TASK: Check each line of the data for "Market", and copy the ones that have it.

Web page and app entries
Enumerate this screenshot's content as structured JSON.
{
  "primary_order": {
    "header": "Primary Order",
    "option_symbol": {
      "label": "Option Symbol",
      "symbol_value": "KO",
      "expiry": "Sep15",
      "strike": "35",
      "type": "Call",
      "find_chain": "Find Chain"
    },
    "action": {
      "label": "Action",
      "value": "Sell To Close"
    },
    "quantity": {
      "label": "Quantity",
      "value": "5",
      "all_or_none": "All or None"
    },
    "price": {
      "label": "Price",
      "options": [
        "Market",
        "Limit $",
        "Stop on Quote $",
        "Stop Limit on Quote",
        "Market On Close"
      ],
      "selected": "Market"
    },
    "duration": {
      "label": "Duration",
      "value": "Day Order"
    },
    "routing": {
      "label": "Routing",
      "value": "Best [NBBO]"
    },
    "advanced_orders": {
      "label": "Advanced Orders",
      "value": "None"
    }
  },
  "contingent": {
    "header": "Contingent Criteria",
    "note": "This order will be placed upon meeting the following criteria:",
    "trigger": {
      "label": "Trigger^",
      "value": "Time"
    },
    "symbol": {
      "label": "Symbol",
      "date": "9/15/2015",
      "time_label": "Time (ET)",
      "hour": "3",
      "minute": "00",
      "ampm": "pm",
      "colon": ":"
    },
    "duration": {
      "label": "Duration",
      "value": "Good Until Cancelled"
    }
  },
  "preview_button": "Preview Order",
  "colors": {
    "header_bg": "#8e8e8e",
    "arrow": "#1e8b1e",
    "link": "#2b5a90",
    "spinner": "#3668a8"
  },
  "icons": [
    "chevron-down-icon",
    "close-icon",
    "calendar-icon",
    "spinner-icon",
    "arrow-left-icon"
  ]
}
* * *
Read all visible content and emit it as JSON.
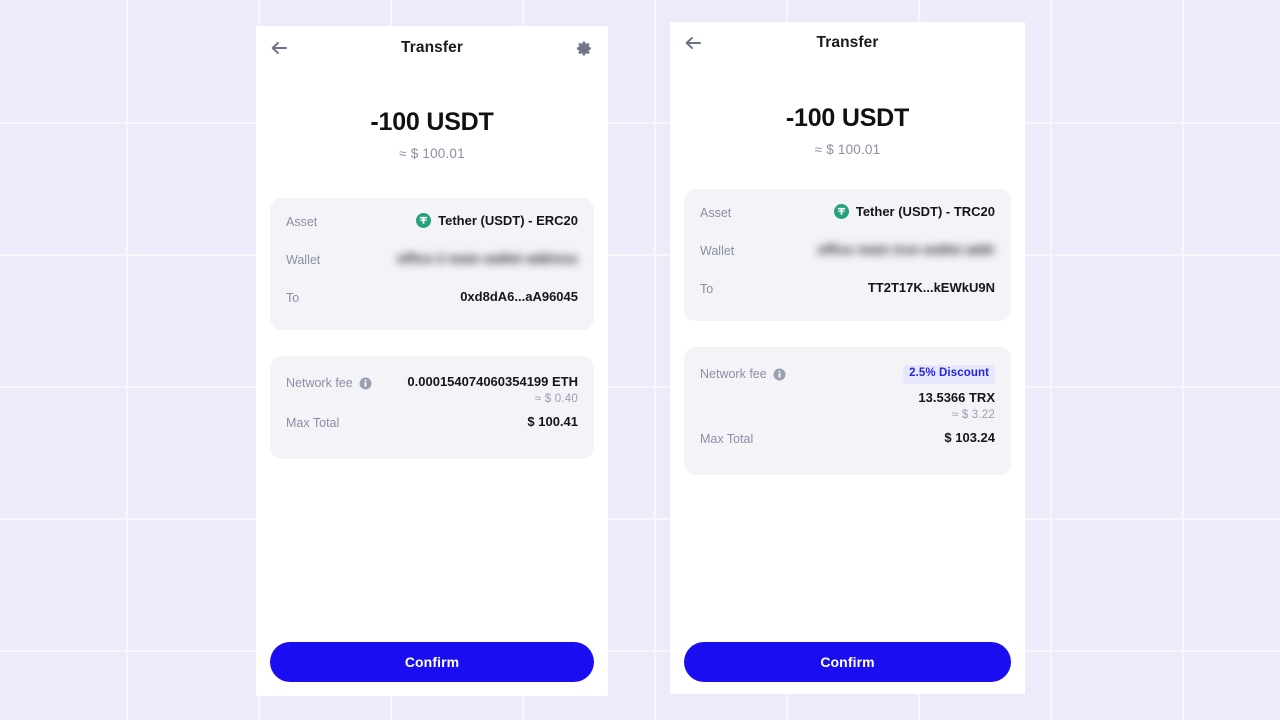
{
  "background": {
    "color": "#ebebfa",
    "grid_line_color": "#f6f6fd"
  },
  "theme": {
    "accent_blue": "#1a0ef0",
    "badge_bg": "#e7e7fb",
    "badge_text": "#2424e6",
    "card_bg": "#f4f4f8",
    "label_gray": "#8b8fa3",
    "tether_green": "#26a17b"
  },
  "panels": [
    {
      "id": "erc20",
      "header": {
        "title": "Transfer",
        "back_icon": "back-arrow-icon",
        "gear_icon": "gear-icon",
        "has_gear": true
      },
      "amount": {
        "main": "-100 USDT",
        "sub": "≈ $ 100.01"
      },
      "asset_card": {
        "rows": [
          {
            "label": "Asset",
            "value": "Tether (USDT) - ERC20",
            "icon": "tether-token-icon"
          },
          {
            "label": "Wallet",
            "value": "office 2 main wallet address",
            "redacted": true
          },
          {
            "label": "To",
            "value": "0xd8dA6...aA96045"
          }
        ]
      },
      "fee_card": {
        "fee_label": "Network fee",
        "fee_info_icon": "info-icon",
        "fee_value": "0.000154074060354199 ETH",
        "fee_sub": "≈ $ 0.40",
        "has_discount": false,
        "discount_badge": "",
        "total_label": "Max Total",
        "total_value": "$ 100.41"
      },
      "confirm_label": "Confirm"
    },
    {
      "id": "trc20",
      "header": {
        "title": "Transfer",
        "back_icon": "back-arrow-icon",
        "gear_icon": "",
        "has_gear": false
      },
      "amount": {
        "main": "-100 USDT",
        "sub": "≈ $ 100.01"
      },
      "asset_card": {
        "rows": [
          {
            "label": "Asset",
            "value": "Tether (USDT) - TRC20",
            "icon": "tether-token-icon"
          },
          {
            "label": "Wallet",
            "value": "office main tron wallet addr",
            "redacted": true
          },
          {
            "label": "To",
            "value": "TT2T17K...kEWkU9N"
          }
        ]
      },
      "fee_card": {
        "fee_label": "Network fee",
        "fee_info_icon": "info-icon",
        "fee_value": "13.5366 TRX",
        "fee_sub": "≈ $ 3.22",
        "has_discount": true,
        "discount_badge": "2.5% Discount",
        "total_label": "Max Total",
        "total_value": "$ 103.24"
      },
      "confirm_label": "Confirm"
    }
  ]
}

OUTPUT:
        "Market",
        "Market On Close"
      "selected": "Market"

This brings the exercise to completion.